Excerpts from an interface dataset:

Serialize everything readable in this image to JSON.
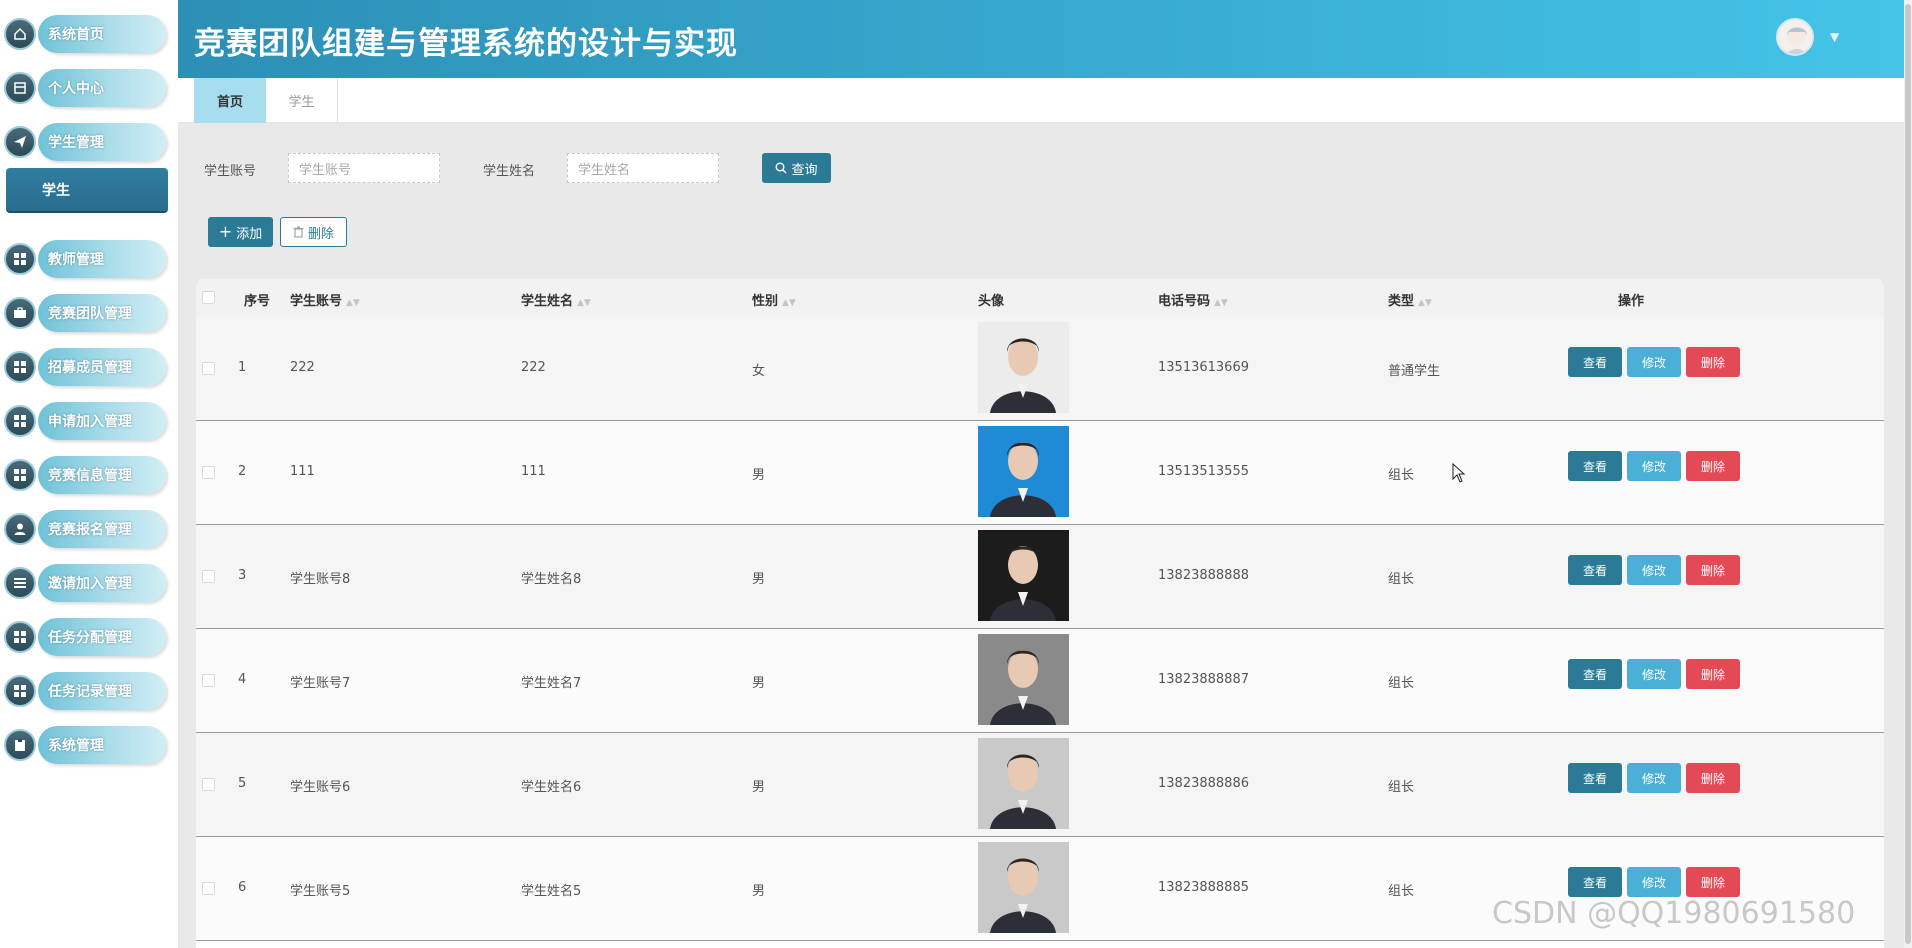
{
  "app": {
    "title": "竞赛团队组建与管理系统的设计与实现"
  },
  "sidebar": {
    "items": [
      {
        "label": "系统首页",
        "icon": "home-icon"
      },
      {
        "label": "个人中心",
        "icon": "profile-icon"
      },
      {
        "label": "学生管理",
        "icon": "send-icon"
      },
      {
        "label": "教师管理",
        "icon": "grid-icon"
      },
      {
        "label": "竞赛团队管理",
        "icon": "briefcase-icon"
      },
      {
        "label": "招募成员管理",
        "icon": "grid-icon"
      },
      {
        "label": "申请加入管理",
        "icon": "grid-icon"
      },
      {
        "label": "竞赛信息管理",
        "icon": "grid-icon"
      },
      {
        "label": "竞赛报名管理",
        "icon": "user-icon"
      },
      {
        "label": "邀请加入管理",
        "icon": "list-icon"
      },
      {
        "label": "任务分配管理",
        "icon": "grid-icon"
      },
      {
        "label": "任务记录管理",
        "icon": "grid-icon"
      },
      {
        "label": "系统管理",
        "icon": "clipboard-icon"
      }
    ],
    "submenu": {
      "label": "学生"
    }
  },
  "tabs": [
    {
      "label": "首页"
    },
    {
      "label": "学生"
    }
  ],
  "search": {
    "account_label": "学生账号",
    "account_placeholder": "学生账号",
    "name_label": "学生姓名",
    "name_placeholder": "学生姓名",
    "query_label": "查询"
  },
  "toolbar": {
    "add_label": "添加",
    "delete_label": "删除"
  },
  "table": {
    "headers": [
      "序号",
      "学生账号",
      "学生姓名",
      "性别",
      "头像",
      "电话号码",
      "类型",
      "操作"
    ],
    "actions": {
      "view": "查看",
      "edit": "修改",
      "delete": "删除"
    },
    "rows": [
      {
        "index": "1",
        "account": "222",
        "name": "222",
        "gender": "女",
        "phone": "13513613669",
        "type": "普通学生",
        "photo_bg": "#ececec"
      },
      {
        "index": "2",
        "account": "111",
        "name": "111",
        "gender": "男",
        "phone": "13513513555",
        "type": "组长",
        "photo_bg": "#1f8ad6"
      },
      {
        "index": "3",
        "account": "学生账号8",
        "name": "学生姓名8",
        "gender": "男",
        "phone": "13823888888",
        "type": "组长",
        "photo_bg": "#1c1c1c"
      },
      {
        "index": "4",
        "account": "学生账号7",
        "name": "学生姓名7",
        "gender": "男",
        "phone": "13823888887",
        "type": "组长",
        "photo_bg": "#8a8a8a"
      },
      {
        "index": "5",
        "account": "学生账号6",
        "name": "学生姓名6",
        "gender": "男",
        "phone": "13823888886",
        "type": "组长",
        "photo_bg": "#c9c9c9"
      },
      {
        "index": "6",
        "account": "学生账号5",
        "name": "学生姓名5",
        "gender": "男",
        "phone": "13823888885",
        "type": "组长",
        "photo_bg": "#c9c9c9"
      }
    ]
  },
  "watermark": "CSDN @QQ1980691580",
  "colors": {
    "header": "#39aed3",
    "primary": "#2b7a96",
    "edit": "#4bb0d8",
    "danger": "#e44a55"
  }
}
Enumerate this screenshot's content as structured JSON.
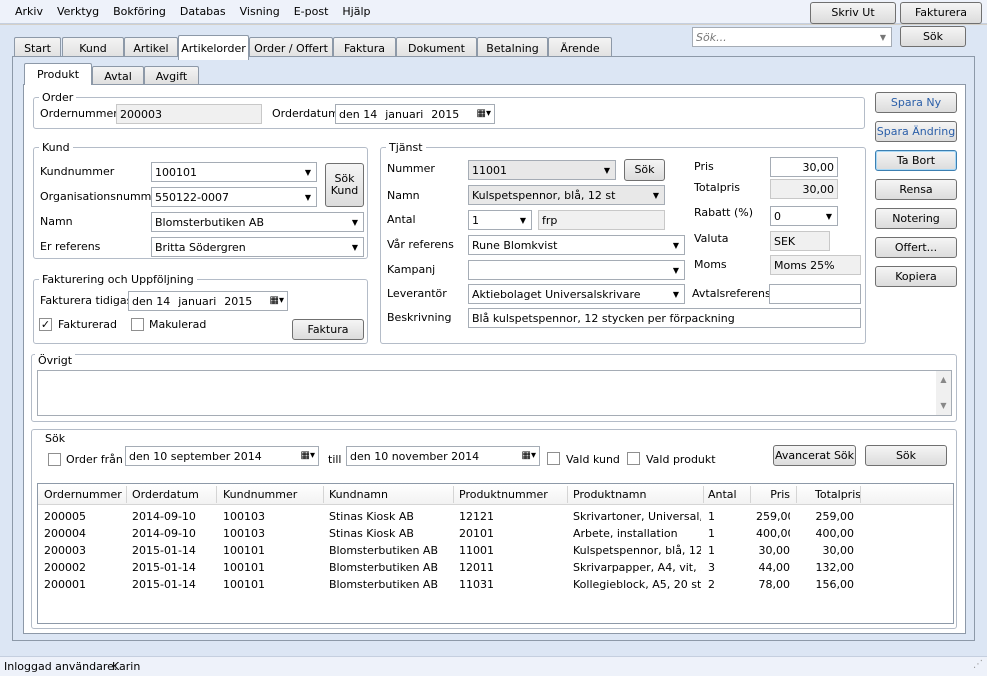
{
  "menu": [
    "Arkiv",
    "Verktyg",
    "Bokföring",
    "Databas",
    "Visning",
    "E-post",
    "Hjälp"
  ],
  "toolbar": {
    "print": "Skriv Ut",
    "invoice": "Fakturera",
    "search_placeholder": "Sök...",
    "search_button": "Sök"
  },
  "main_tabs": [
    "Start",
    "Kund",
    "Artikel",
    "Artikelorder",
    "Order / Offert",
    "Faktura",
    "Dokument",
    "Betalning",
    "Ärende"
  ],
  "sub_tabs": [
    "Produkt",
    "Avtal",
    "Avgift"
  ],
  "order": {
    "title": "Order",
    "number_label": "Ordernummer",
    "number": "200003",
    "date_label": "Orderdatum",
    "date_day": "den 14",
    "date_month": "januari",
    "date_year": "2015"
  },
  "customer": {
    "title": "Kund",
    "number_label": "Kundnummer",
    "number": "100101",
    "org_label": "Organisationsnummer",
    "org": "550122-0007",
    "name_label": "Namn",
    "name": "Blomsterbutiken AB",
    "ref_label": "Er referens",
    "ref": "Britta Södergren",
    "search_line1": "Sök",
    "search_line2": "Kund"
  },
  "billing": {
    "title": "Fakturering och Uppföljning",
    "earliest_label": "Fakturera tidigast",
    "day": "den 14",
    "month": "januari",
    "year": "2015",
    "invoiced_label": "Fakturerad",
    "invoiced": "✓",
    "cancelled_label": "Makulerad",
    "invoice_button": "Faktura"
  },
  "service": {
    "title": "Tjänst",
    "number_label": "Nummer",
    "number": "11001",
    "search": "Sök",
    "name_label": "Namn",
    "name": "Kulspetspennor, blå, 12 st",
    "qty_label": "Antal",
    "qty": "1",
    "unit": "frp",
    "ourref_label": "Vår referens",
    "ourref": "Rune Blomkvist",
    "campaign_label": "Kampanj",
    "campaign": "",
    "supplier_label": "Leverantör",
    "supplier": "Aktiebolaget Universalskrivare",
    "desc_label": "Beskrivning",
    "desc": "Blå kulspetspennor, 12 stycken per förpackning",
    "price_label": "Pris",
    "price": "30,00",
    "total_label": "Totalpris",
    "total": "30,00",
    "discount_label": "Rabatt (%)",
    "discount": "0",
    "currency_label": "Valuta",
    "currency": "SEK",
    "vat_label": "Moms",
    "vat": "Moms 25%",
    "agreement_label": "Avtalsreferens",
    "agreement": ""
  },
  "side_buttons": [
    "Spara Ny",
    "Spara Ändring",
    "Ta Bort",
    "Rensa",
    "Notering",
    "Offert...",
    "Kopiera"
  ],
  "other": {
    "title": "Övrigt"
  },
  "search": {
    "title": "Sök",
    "from_label": "Order från",
    "from": "den 10 september 2014",
    "to_label": "till",
    "to": "den 10 november 2014",
    "sel_customer": "Vald kund",
    "sel_product": "Vald produkt",
    "advanced": "Avancerat Sök",
    "search": "Sök"
  },
  "table": {
    "headers": [
      "Ordernummer",
      "Orderdatum",
      "Kundnummer",
      "Kundnamn",
      "Produktnummer",
      "Produktnamn",
      "Antal",
      "Pris",
      "Totalpris"
    ],
    "rows": [
      [
        "200005",
        "2014-09-10",
        "100103",
        "Stinas Kiosk AB",
        "12121",
        "Skrivartoner, Universal, ...",
        "1",
        "259,00",
        "259,00"
      ],
      [
        "200004",
        "2014-09-10",
        "100103",
        "Stinas Kiosk AB",
        "20101",
        "Arbete, installation",
        "1",
        "400,00",
        "400,00"
      ],
      [
        "200003",
        "2015-01-14",
        "100101",
        "Blomsterbutiken AB",
        "11001",
        "Kulspetspennor, blå, 12 st",
        "1",
        "30,00",
        "30,00"
      ],
      [
        "200002",
        "2015-01-14",
        "100101",
        "Blomsterbutiken AB",
        "12011",
        "Skrivarpapper, A4, vit, 5...",
        "3",
        "44,00",
        "132,00"
      ],
      [
        "200001",
        "2015-01-14",
        "100101",
        "Blomsterbutiken AB",
        "11031",
        "Kollegieblock, A5, 20 st",
        "2",
        "78,00",
        "156,00"
      ]
    ]
  },
  "status": {
    "label": "Inloggad användare:",
    "user": "Karin"
  }
}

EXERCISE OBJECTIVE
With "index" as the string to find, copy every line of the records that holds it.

OUTPUT
        "index": "1",
        "index": "2",
        "index": "3",
        "index": "4",
        "index": "5",
        "index": "6",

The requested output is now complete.